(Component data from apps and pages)
┄┄┄┄┄┄┄┄┄┄
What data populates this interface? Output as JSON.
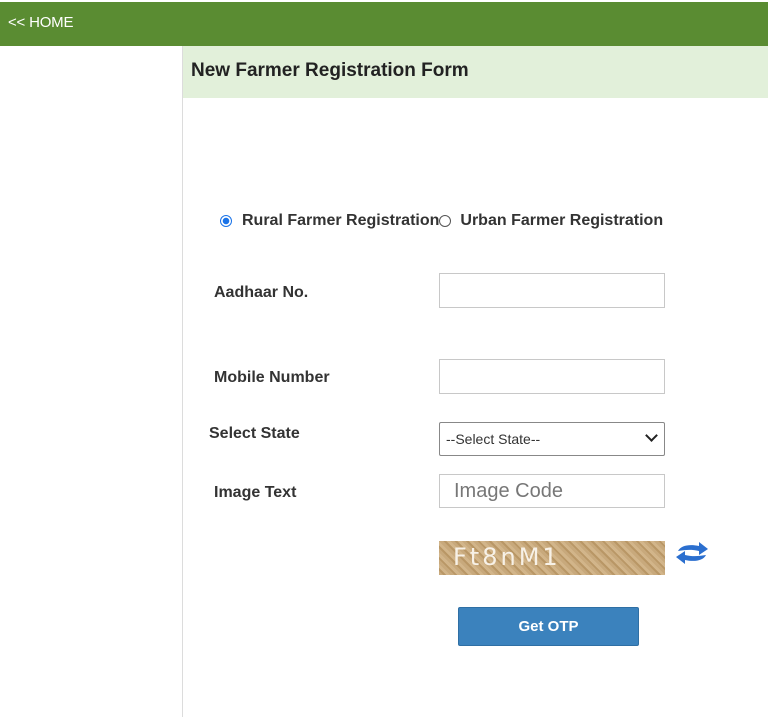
{
  "nav": {
    "home_label": "<< HOME"
  },
  "form": {
    "title": "New Farmer Registration Form",
    "registration_type": {
      "options": [
        "Rural Farmer Registration",
        "Urban Farmer Registration"
      ],
      "selected": "Rural Farmer Registration"
    },
    "aadhaar": {
      "label": "Aadhaar No.",
      "value": ""
    },
    "mobile": {
      "label": "Mobile Number",
      "value": ""
    },
    "state": {
      "label": "Select State",
      "selected": "--Select State--"
    },
    "image_text": {
      "label": "Image Text",
      "placeholder": "Image Code",
      "captcha": "Ft8nM1"
    },
    "submit_label": "Get OTP"
  },
  "colors": {
    "topbar": "#5a8c32",
    "header_bg": "#e2f0da",
    "button": "#3b82bd",
    "refresh_icon": "#2b6fcf"
  },
  "icons": {
    "refresh": "refresh-arrows-icon",
    "dropdown": "chevron-down-icon"
  }
}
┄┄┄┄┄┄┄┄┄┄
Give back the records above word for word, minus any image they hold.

▶ **Finished exercise**
What data populates this interface? Output as JSON.
{
  "nav": {
    "home_label": "<< HOME"
  },
  "form": {
    "title": "New Farmer Registration Form",
    "registration_type": {
      "options": [
        "Rural Farmer Registration",
        "Urban Farmer Registration"
      ],
      "selected": "Rural Farmer Registration"
    },
    "aadhaar": {
      "label": "Aadhaar No.",
      "value": ""
    },
    "mobile": {
      "label": "Mobile Number",
      "value": ""
    },
    "state": {
      "label": "Select State",
      "selected": "--Select State--"
    },
    "image_text": {
      "label": "Image Text",
      "placeholder": "Image Code",
      "captcha": "Ft8nM1"
    },
    "submit_label": "Get OTP"
  },
  "colors": {
    "topbar": "#5a8c32",
    "header_bg": "#e2f0da",
    "button": "#3b82bd",
    "refresh_icon": "#2b6fcf"
  },
  "icons": {
    "refresh": "refresh-arrows-icon",
    "dropdown": "chevron-down-icon"
  }
}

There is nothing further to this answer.